> _Work order_:
A full, exact copy of the listing is needed, with images omitted.

> _Supplied material_:
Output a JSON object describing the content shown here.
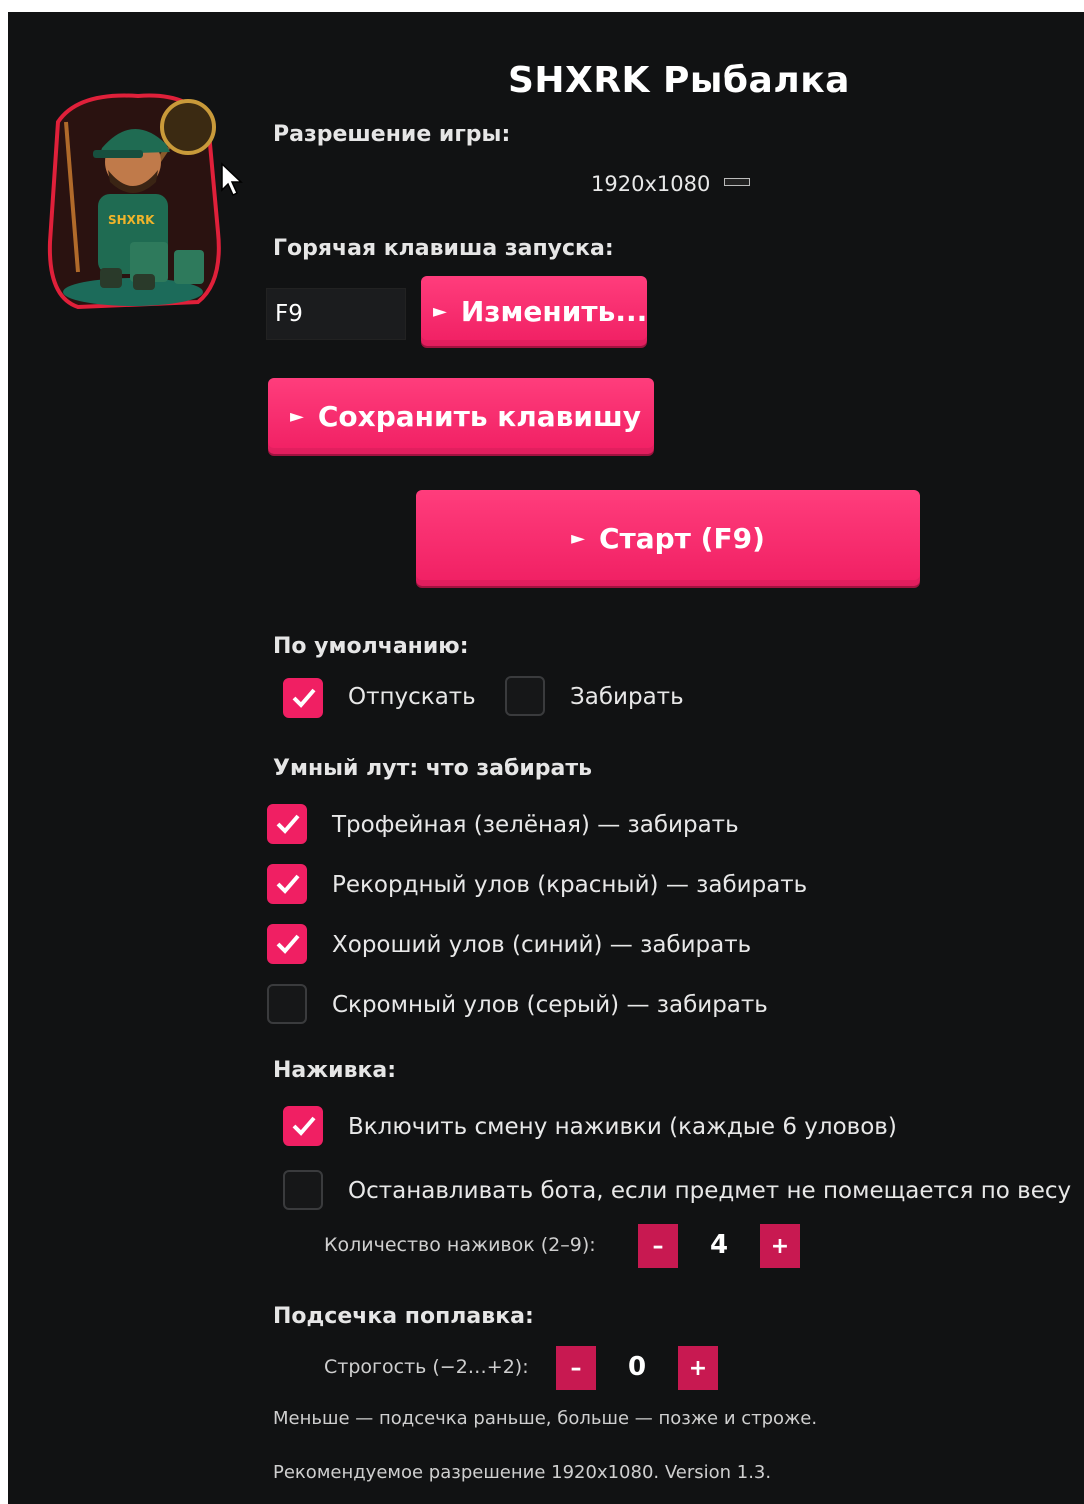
{
  "app": {
    "title": "SHXRK Рыбалка",
    "logo_text": "SHXRK",
    "accent_color": "#f01f63"
  },
  "resolution": {
    "label": "Разрешение игры:",
    "value": "1920x1080"
  },
  "hotkey": {
    "label": "Горячая клавиша запуска:",
    "value": "F9",
    "change_label": "Изменить...",
    "save_label": "Сохранить клавишу"
  },
  "start_label": "Старт (F9)",
  "defaults": {
    "label": "По умолчанию:",
    "options": [
      {
        "label": "Отпускать",
        "checked": true
      },
      {
        "label": "Забирать",
        "checked": false
      }
    ]
  },
  "smart_loot": {
    "label": "Умный лут: что забирать",
    "items": [
      {
        "label": "Трофейная (зелёная) — забирать",
        "checked": true
      },
      {
        "label": "Рекордный улов (красный) — забирать",
        "checked": true
      },
      {
        "label": "Хороший улов (синий) — забирать",
        "checked": true
      },
      {
        "label": "Скромный улов (серый) — забирать",
        "checked": false
      }
    ]
  },
  "bait": {
    "label": "Наживка:",
    "options": [
      {
        "label": "Включить смену наживки (каждые 6 уловов)",
        "checked": true
      },
      {
        "label": "Останавливать бота, если предмет не помещается по весу",
        "checked": false
      }
    ],
    "count_label": "Количество наживок (2–9):",
    "count_value": "4",
    "minus": "–",
    "plus": "+"
  },
  "hook": {
    "label": "Подсечка поплавка:",
    "strictness_label": "Строгость (−2…+2):",
    "strictness_value": "0",
    "minus": "–",
    "plus": "+",
    "hint": "Меньше — подсечка раньше, больше — позже и строже."
  },
  "footer": "Рекомендуемое разрешение 1920x1080. Version 1.3."
}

> _Task solution_:
Output a JSON object describing the content shown here.
{
  "app": {
    "title": "SHXRK Рыбалка",
    "logo_text": "SHXRK",
    "accent_color": "#f01f63"
  },
  "resolution": {
    "label": "Разрешение игры:",
    "value": "1920x1080"
  },
  "hotkey": {
    "label": "Горячая клавиша запуска:",
    "value": "F9",
    "change_label": "Изменить...",
    "save_label": "Сохранить клавишу"
  },
  "start_label": "Старт (F9)",
  "defaults": {
    "label": "По умолчанию:",
    "options": [
      {
        "label": "Отпускать",
        "checked": true
      },
      {
        "label": "Забирать",
        "checked": false
      }
    ]
  },
  "smart_loot": {
    "label": "Умный лут: что забирать",
    "items": [
      {
        "label": "Трофейная (зелёная) — забирать",
        "checked": true
      },
      {
        "label": "Рекордный улов (красный) — забирать",
        "checked": true
      },
      {
        "label": "Хороший улов (синий) — забирать",
        "checked": true
      },
      {
        "label": "Скромный улов (серый) — забирать",
        "checked": false
      }
    ]
  },
  "bait": {
    "label": "Наживка:",
    "options": [
      {
        "label": "Включить смену наживки (каждые 6 уловов)",
        "checked": true
      },
      {
        "label": "Останавливать бота, если предмет не помещается по весу",
        "checked": false
      }
    ],
    "count_label": "Количество наживок (2–9):",
    "count_value": "4",
    "minus": "–",
    "plus": "+"
  },
  "hook": {
    "label": "Подсечка поплавка:",
    "strictness_label": "Строгость (−2…+2):",
    "strictness_value": "0",
    "minus": "–",
    "plus": "+",
    "hint": "Меньше — подсечка раньше, больше — позже и строже."
  },
  "footer": "Рекомендуемое разрешение 1920x1080. Version 1.3."
}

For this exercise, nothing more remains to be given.